About this task: Search the listing for the word "Shift" and say how many lines have it, nothing besides.

Exercise inputs:
- - - - -

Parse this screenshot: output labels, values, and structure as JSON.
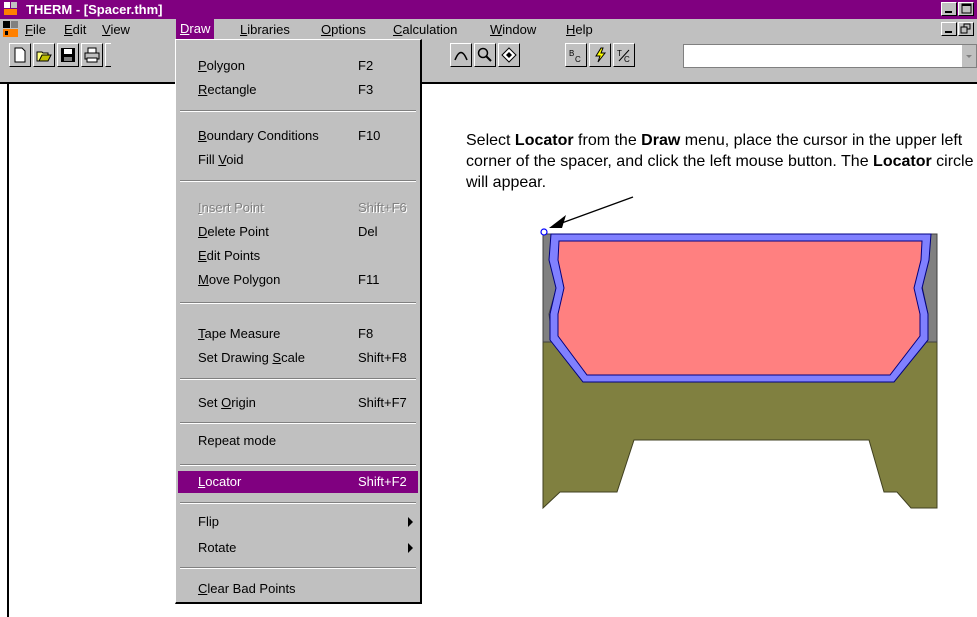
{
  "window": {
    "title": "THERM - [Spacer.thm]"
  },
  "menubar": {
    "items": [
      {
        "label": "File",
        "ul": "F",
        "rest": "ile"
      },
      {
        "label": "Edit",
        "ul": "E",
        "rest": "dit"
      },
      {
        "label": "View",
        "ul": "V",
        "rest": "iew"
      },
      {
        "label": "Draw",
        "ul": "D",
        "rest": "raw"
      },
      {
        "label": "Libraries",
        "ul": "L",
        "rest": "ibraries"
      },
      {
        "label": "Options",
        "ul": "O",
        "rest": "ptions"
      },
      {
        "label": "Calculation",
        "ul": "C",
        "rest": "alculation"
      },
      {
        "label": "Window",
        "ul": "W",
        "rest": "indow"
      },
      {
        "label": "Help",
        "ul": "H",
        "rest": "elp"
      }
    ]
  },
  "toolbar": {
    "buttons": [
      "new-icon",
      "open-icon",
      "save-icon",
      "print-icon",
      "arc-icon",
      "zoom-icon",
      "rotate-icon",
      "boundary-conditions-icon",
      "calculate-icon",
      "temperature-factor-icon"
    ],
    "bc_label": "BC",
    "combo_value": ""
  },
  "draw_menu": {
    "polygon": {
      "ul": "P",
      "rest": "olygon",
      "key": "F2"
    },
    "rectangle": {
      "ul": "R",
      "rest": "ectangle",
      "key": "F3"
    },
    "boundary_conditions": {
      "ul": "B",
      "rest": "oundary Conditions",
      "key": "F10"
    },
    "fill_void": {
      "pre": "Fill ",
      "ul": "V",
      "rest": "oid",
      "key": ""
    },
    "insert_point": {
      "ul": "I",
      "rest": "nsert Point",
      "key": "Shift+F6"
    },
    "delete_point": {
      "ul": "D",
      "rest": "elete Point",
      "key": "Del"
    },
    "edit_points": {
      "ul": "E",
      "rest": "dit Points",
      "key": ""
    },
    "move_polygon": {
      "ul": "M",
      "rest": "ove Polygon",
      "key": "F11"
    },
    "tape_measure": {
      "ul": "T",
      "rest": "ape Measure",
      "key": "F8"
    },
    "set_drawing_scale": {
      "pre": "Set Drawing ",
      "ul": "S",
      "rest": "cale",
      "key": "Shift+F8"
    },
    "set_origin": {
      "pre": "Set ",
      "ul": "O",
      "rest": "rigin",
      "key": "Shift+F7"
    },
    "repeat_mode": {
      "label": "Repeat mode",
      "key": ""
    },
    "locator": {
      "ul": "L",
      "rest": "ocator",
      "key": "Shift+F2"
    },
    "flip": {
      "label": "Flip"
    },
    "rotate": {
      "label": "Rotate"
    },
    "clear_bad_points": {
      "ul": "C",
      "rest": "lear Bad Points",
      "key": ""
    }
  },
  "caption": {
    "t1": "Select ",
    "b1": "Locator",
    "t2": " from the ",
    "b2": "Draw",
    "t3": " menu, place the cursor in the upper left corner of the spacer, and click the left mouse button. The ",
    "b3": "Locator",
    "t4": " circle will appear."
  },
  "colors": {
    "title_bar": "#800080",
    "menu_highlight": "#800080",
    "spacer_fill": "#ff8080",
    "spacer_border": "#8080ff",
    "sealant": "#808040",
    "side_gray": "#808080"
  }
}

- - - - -

Result below: 4